Our Charming Bungalow

Our home is saved!
At the library board meeting on 29 Feb, the decision was made to select the Wells Fargo site on the next block for the new library, not the site we live on. This means that our home and the four others on the block are safe! Thanks to everyone who e-mailed, called, faxed, and spoke on our behalf in the last few months. We are very grateful.

Press appearances:

Letter we sent to the Beacon Hill News on 2 November 1999, published the following week.

Article and photo in the Seattle Press

Letter in the NW Asian Weekly (similar to the letter we sent the News)

Article and photo in American Bungalow, latest issue

Appearance on KOMO4 News, 27 Feb 2000

Appearance on KING5 News, 29 Feb 2000

Other stuff:

Press release, 22 Feb 2000.

Wendi's speech to the Library Board, 22 Feb 2000.

Letter sent by City Council member Nick Licata on our behalf, 4 January 2000.

librarian.net mentioned us in the entry for 06Feb00.

Sheila's Web Site mentioned us in the entry for 12 Jan 2000.

A mention in Metafilter, 29 Feb 2000.

American Bungalow Magazine for more about houses like ours

Jason and I bought our first (and hopefully last) house in June, 1996. It's an Arts & Crafts-style bungalow (built in 1911) on Beacon Hill, in Seattle. We love living here, and we even got married right here in this house.

Here are some pictures.

This is a photo of the house from 1934. The original photo was black and white, so this has been colorized. We don't know what color the house really was then, but it looks like it was a dark color. The chimney is shorter now than it was then, and so are the chimneys of the houses around us. Our theory is that the 1949 earthquake probably shortened a lot of chimneys around here. The one on our house had a noticeable lean, anyway. :)
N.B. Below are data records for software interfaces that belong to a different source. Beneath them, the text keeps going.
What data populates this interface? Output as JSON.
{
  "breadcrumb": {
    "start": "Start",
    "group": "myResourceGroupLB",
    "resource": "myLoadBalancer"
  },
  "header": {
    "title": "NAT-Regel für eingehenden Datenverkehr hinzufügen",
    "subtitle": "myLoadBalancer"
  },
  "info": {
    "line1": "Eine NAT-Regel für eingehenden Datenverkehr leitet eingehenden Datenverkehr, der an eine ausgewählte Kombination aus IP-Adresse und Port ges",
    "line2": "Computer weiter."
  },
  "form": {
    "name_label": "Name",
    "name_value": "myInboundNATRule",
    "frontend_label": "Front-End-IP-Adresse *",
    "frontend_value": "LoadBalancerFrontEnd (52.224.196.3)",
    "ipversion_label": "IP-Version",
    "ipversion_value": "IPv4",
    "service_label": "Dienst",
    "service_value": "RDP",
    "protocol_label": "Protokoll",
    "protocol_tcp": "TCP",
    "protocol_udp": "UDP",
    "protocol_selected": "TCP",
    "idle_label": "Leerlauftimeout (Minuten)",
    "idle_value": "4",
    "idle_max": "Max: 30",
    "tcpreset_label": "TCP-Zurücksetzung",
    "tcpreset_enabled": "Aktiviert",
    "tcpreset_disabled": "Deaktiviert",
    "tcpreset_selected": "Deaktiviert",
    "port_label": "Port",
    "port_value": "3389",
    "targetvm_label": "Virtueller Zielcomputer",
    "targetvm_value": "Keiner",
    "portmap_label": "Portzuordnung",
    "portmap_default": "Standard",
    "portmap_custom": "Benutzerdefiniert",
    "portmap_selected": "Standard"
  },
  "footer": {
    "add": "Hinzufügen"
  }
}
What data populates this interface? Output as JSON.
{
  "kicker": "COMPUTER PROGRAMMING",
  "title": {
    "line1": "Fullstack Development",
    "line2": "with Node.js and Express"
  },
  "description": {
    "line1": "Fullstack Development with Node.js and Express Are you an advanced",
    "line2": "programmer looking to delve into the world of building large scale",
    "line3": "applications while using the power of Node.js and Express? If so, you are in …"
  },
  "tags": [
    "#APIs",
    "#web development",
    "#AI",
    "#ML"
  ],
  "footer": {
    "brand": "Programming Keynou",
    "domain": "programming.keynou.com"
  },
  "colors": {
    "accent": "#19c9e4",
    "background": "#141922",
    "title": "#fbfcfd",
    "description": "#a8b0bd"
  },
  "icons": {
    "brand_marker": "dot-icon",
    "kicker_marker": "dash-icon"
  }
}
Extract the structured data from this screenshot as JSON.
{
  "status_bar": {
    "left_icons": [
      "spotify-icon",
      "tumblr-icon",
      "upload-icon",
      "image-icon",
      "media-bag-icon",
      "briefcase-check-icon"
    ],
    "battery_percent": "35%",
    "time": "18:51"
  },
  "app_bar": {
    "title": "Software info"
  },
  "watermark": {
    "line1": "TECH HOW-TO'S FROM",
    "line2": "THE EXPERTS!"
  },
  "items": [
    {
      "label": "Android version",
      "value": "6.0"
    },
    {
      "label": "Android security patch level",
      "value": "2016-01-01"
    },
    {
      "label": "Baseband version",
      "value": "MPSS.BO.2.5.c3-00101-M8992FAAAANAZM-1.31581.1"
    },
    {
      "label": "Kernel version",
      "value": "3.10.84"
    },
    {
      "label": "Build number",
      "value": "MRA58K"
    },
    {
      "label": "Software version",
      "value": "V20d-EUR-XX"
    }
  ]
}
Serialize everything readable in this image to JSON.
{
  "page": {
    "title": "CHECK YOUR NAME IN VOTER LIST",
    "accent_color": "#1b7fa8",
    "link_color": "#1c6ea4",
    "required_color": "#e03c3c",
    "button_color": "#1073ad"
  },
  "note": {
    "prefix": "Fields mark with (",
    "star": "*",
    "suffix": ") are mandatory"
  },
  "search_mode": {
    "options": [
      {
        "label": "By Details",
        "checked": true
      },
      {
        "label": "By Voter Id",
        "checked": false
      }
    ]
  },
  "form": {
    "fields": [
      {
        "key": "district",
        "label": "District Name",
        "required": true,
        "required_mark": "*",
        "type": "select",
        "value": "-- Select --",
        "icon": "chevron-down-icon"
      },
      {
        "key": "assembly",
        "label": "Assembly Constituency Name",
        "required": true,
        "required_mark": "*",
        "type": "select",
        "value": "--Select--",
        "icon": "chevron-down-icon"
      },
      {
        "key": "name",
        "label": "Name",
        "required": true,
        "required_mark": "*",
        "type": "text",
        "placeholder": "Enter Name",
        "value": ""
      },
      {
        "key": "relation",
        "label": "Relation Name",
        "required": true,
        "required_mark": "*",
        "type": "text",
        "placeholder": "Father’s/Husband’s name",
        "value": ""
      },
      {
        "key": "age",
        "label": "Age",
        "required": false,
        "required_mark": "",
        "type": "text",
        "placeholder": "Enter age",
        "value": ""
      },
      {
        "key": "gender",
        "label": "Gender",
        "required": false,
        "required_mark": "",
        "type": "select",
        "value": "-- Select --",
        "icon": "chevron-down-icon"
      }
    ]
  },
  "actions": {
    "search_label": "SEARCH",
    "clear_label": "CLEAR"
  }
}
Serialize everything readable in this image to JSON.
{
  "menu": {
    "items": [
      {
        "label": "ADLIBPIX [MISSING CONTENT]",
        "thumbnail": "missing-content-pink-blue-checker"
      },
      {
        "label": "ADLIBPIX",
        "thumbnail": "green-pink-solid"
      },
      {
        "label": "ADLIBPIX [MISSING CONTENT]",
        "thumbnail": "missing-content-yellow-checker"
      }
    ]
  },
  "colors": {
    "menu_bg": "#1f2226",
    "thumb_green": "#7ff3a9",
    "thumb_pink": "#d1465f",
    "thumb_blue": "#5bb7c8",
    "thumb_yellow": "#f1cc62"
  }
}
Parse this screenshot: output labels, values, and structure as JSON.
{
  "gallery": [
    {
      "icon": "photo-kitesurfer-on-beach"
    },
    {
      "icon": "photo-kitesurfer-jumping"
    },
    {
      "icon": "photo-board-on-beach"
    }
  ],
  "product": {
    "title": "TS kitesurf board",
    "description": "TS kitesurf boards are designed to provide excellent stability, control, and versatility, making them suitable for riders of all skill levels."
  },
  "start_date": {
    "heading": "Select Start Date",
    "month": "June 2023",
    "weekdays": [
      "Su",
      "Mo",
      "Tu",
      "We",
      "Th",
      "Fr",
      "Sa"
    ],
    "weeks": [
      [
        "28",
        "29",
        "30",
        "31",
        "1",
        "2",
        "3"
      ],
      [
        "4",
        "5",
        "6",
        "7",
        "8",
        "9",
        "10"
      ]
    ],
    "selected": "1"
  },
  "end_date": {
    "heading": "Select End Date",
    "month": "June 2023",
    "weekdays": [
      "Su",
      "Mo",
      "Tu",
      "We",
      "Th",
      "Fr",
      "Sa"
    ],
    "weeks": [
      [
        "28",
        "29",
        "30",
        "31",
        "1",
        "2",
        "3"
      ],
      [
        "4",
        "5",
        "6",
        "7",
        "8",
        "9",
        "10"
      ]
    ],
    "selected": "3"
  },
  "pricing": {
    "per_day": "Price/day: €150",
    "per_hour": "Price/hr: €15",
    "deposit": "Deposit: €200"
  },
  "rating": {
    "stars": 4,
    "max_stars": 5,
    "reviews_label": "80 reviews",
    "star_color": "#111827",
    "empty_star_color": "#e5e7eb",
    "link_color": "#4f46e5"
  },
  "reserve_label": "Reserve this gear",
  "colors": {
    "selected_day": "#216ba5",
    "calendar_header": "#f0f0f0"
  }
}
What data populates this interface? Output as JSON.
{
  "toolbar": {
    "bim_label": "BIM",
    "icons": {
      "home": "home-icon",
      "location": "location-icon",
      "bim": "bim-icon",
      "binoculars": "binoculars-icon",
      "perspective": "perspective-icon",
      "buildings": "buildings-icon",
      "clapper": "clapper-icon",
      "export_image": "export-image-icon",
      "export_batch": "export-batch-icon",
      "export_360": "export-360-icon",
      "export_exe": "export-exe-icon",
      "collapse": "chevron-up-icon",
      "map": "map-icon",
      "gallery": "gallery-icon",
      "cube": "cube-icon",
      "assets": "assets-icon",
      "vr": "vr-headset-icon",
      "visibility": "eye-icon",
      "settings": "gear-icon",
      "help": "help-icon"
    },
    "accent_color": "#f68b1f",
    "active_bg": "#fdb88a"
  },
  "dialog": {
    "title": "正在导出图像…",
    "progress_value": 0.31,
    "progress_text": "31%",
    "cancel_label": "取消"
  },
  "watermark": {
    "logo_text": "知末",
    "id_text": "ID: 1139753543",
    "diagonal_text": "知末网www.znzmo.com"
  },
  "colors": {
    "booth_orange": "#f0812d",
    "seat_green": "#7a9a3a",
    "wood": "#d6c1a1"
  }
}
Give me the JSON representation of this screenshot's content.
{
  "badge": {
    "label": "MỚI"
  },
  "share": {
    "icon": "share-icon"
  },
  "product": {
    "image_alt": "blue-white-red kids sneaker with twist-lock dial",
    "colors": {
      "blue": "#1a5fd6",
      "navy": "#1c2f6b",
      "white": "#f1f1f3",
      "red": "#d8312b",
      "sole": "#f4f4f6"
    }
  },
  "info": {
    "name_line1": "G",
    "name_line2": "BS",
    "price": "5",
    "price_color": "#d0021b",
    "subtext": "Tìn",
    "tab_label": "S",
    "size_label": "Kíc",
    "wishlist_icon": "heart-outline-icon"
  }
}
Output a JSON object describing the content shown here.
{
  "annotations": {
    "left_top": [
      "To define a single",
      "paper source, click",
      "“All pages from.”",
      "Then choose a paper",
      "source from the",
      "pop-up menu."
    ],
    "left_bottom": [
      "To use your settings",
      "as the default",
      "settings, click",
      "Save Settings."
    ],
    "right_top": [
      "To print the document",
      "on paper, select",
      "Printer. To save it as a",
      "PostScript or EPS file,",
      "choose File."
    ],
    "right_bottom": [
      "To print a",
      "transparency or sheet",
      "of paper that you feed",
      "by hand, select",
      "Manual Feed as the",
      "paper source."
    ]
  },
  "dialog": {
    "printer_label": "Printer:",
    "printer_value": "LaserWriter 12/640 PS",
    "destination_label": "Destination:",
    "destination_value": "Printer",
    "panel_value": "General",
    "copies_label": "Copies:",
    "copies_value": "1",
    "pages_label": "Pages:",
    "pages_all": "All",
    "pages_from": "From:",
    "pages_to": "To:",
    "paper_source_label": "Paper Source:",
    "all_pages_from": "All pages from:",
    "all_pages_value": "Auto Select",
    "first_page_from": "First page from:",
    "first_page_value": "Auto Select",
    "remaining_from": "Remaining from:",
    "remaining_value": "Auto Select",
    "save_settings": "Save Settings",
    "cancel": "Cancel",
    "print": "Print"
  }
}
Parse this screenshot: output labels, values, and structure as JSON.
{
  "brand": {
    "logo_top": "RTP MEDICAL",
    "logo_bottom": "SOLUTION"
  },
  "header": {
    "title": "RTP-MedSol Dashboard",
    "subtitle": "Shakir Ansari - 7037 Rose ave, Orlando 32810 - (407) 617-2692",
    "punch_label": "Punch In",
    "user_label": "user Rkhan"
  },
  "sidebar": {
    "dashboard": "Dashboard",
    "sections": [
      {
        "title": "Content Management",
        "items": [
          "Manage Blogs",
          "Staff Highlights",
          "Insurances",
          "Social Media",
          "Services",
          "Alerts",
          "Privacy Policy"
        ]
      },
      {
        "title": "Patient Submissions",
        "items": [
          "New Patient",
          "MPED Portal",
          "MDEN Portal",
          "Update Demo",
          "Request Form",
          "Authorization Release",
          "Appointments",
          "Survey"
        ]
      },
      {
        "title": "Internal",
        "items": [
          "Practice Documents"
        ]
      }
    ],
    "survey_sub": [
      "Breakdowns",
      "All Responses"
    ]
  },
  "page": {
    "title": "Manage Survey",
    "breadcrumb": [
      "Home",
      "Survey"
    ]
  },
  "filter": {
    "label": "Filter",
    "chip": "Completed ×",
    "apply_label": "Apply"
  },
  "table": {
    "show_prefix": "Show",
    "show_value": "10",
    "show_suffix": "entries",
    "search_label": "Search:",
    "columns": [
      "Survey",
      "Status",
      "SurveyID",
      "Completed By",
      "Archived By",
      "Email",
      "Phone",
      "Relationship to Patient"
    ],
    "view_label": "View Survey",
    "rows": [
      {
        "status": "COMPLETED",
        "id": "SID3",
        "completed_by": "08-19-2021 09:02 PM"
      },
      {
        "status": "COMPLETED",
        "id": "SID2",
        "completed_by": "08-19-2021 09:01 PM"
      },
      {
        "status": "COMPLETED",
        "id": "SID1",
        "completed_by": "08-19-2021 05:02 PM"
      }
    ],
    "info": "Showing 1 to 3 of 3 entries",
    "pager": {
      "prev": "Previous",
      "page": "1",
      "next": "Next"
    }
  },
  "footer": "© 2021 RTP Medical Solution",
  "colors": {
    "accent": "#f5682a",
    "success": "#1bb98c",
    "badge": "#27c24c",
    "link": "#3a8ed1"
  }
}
Incidentally, the two houses also seen in this image look almost exactly the same today as they did in 1934.

Here's a view from the dining room into the living room. The leaves on the chandelier were left there by the previous owners. The interesting part here is the colonnade (the columns on the left and right) and the box beams on the ceiling.

The light fixture in the dining room is quite gorgeous. It appears to not be original to the house, and probably dates to the 1930s -- but it's really nice and goes just fine with its Craftsman surroundings.

Here is some of the beautiful woodwork and the built-in cabinet in the dining room. That shiny finish is original. It is hard to see the details, but the back of the built-in sideboard is mirrored, and the upper cabinet doors are leaded glass. Note also the plate rail that goes all the way around the room.

Here is the fireplace, and to the right (right above Jason's back) is a built-in bookshelf with leaded glass doors, and the colonnade seen above. Since these photos were taken, we've replaced the light fixtures (cheap Colonial knockoffs) with some more historically-accurate lighting from Rejuvenation Lamp and Fixture in Portland:

This is an example of the fixtures we bought -- the Deschutes fixture. We love them! We got ours in an Antique Bronze finish, a little darker than the one in this picture. (By the way, Rejuvenation's store is wonderful. I always stop there when I visit Portland.)

These are the tall built-in cupboards in the kitchen. The cupboards are original to the house, but the doors were "modernized" sometime in the 30s or 40s. Restoring the doors to their original state is part of our restoration plan.

Here's a view of the living room looking toward the entryway. Note that there are more colonnades in this doorway, too, and the wood rail around the foyer. It's hard to see here, but the living room has box beams on the ceiling. We are tearing out the carpet and restoring the hardwood floor.

We use our plate rail for paintings, not plates. Here's a great view of that light fixture in the dining room, too.

Here's the house as it looks at the turn of the 21st Century on a fine autumn day. There is still much restoration left to do, but it looks lovely!

Back to Slumberland[Little Nemo, gif, 3k]

This page last edited: Fri, 18 Feb 2000. © 1998-2000 by Wendi Dunlap-Simpson.

Wendi Dunlap-Simpson/ litlnemo@slumberland.seattle.wa.us